Copy, from the data below, each line that has the word "Civilian".

> Dataset excerpts:
^^^^^^^^

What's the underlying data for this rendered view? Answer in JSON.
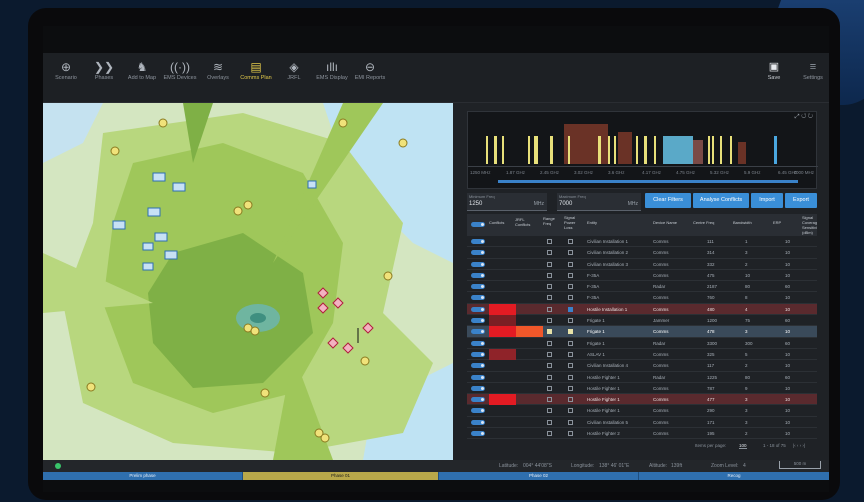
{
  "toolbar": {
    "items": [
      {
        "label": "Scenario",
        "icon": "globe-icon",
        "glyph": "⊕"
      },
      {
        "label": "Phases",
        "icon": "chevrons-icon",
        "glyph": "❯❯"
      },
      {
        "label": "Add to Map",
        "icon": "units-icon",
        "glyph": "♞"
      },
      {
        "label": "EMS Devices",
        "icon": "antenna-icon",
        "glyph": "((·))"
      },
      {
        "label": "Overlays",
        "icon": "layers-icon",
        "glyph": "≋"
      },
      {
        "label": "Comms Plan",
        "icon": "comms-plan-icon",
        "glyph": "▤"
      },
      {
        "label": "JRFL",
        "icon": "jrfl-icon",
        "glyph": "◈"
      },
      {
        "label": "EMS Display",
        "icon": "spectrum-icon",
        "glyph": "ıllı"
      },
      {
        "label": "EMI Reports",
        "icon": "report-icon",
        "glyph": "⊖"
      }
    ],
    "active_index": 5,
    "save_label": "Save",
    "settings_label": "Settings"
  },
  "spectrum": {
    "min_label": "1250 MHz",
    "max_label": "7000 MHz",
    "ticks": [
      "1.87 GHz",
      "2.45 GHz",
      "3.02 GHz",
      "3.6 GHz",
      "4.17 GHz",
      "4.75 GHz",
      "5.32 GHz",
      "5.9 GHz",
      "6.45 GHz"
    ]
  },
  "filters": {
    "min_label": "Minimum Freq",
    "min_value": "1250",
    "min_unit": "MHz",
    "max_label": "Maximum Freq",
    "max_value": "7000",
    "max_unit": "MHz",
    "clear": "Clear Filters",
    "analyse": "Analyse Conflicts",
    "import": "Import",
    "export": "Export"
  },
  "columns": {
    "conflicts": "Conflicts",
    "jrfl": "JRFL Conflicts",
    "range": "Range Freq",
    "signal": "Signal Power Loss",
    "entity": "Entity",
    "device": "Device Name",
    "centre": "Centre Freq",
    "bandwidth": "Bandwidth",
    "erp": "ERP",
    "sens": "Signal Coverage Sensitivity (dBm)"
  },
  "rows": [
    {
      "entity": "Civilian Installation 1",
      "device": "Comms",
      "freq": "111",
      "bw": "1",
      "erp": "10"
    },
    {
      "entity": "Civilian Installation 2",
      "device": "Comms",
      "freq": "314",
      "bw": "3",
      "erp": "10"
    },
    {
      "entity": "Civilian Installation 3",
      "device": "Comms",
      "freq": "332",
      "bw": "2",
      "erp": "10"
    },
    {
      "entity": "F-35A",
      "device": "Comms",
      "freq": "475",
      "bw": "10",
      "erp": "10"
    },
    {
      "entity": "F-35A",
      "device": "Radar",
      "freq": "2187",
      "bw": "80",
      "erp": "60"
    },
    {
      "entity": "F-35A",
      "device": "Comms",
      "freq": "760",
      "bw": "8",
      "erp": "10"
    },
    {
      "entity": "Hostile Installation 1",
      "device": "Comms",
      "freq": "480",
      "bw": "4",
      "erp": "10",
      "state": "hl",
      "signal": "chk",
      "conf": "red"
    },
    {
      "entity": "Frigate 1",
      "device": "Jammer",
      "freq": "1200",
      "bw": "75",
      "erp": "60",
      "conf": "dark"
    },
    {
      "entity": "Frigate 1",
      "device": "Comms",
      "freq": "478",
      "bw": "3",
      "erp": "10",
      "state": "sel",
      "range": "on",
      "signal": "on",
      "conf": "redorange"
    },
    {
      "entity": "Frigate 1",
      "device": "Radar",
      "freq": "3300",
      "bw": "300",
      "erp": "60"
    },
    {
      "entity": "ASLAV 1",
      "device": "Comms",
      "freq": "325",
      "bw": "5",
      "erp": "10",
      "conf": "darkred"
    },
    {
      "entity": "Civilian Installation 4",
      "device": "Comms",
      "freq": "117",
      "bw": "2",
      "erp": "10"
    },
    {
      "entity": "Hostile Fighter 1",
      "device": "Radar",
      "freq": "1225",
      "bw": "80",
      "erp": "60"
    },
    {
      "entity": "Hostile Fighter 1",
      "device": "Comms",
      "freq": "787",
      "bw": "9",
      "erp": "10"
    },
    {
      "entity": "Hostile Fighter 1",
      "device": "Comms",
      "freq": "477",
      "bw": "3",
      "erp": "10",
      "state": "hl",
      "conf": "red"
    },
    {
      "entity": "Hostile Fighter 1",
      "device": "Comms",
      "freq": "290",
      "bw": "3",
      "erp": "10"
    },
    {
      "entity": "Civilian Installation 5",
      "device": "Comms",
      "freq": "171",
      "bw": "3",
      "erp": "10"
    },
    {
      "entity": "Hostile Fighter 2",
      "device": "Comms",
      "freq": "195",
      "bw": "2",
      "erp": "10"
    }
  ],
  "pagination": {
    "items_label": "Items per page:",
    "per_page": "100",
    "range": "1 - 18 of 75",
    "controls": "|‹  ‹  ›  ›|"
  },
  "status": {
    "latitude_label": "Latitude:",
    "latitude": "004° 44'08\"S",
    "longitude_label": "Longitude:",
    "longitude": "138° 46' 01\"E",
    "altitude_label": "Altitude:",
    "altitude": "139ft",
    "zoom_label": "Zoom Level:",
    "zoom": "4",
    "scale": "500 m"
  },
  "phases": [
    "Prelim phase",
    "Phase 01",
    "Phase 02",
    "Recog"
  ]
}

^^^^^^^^

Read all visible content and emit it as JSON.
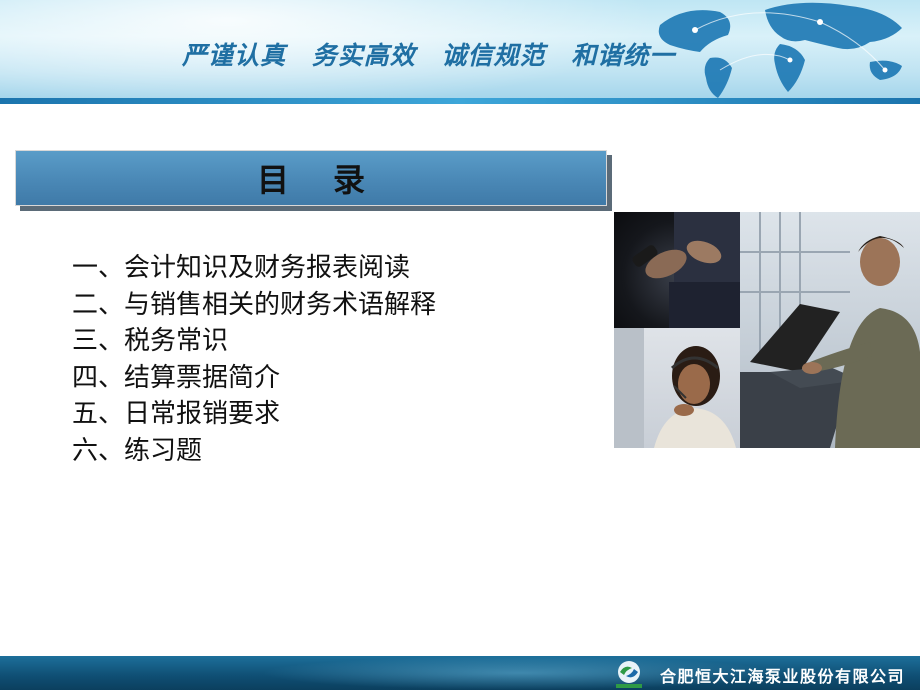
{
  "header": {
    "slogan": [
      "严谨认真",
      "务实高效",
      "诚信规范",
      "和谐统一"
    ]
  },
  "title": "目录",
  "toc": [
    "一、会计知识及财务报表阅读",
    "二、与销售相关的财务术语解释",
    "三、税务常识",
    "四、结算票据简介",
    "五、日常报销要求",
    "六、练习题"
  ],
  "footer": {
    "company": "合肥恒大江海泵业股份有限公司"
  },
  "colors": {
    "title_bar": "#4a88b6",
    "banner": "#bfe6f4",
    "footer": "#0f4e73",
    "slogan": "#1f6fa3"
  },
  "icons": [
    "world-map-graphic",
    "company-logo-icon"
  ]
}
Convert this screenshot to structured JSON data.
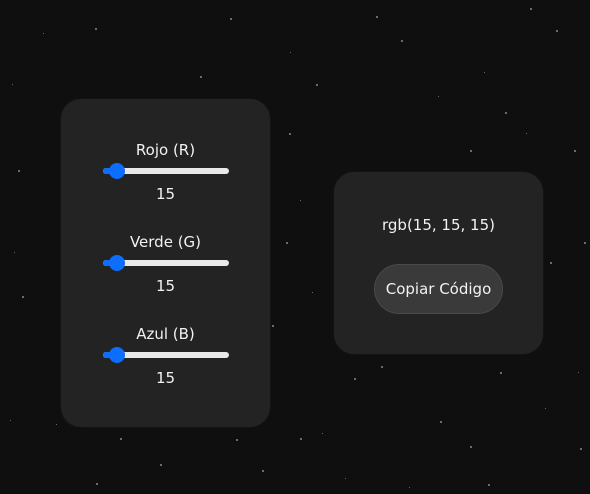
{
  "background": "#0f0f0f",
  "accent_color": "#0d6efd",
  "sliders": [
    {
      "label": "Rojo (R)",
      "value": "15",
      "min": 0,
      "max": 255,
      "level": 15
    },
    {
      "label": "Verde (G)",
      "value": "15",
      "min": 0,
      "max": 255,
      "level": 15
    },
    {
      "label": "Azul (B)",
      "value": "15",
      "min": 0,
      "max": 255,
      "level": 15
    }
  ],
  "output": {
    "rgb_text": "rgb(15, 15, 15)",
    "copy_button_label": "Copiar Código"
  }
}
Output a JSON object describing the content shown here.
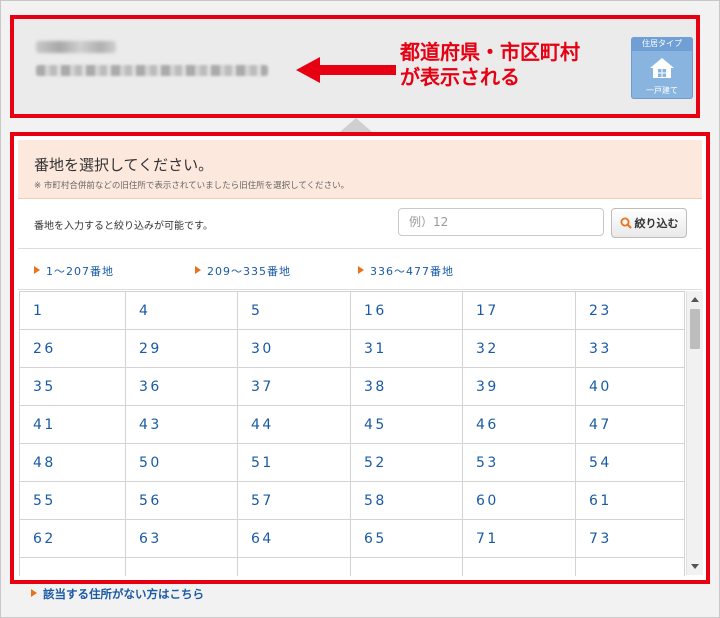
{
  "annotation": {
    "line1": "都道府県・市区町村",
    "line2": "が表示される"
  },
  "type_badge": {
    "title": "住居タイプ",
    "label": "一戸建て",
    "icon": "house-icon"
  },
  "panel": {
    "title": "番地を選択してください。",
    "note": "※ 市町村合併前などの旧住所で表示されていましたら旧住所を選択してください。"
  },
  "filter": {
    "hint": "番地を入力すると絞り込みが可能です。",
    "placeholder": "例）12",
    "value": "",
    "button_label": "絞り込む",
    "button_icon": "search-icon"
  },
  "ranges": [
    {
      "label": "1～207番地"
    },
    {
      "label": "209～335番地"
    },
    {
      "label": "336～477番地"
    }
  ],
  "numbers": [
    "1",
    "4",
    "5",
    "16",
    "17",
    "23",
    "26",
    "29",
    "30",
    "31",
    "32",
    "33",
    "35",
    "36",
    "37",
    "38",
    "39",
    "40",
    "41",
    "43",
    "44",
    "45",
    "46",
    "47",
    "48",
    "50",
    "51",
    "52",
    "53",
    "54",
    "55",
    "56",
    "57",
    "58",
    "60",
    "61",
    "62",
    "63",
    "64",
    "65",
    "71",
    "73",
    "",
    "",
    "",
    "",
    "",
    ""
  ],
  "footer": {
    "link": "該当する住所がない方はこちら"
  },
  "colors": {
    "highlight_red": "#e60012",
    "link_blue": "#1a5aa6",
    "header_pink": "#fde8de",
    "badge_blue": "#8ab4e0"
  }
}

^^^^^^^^

> Result for this task:
      "entity": "Civilian Installation 1",
      "entity": "Civilian Installation 2",
      "entity": "Civilian Installation 3",
      "entity": "Civilian Installation 4",
      "entity": "Civilian Installation 5",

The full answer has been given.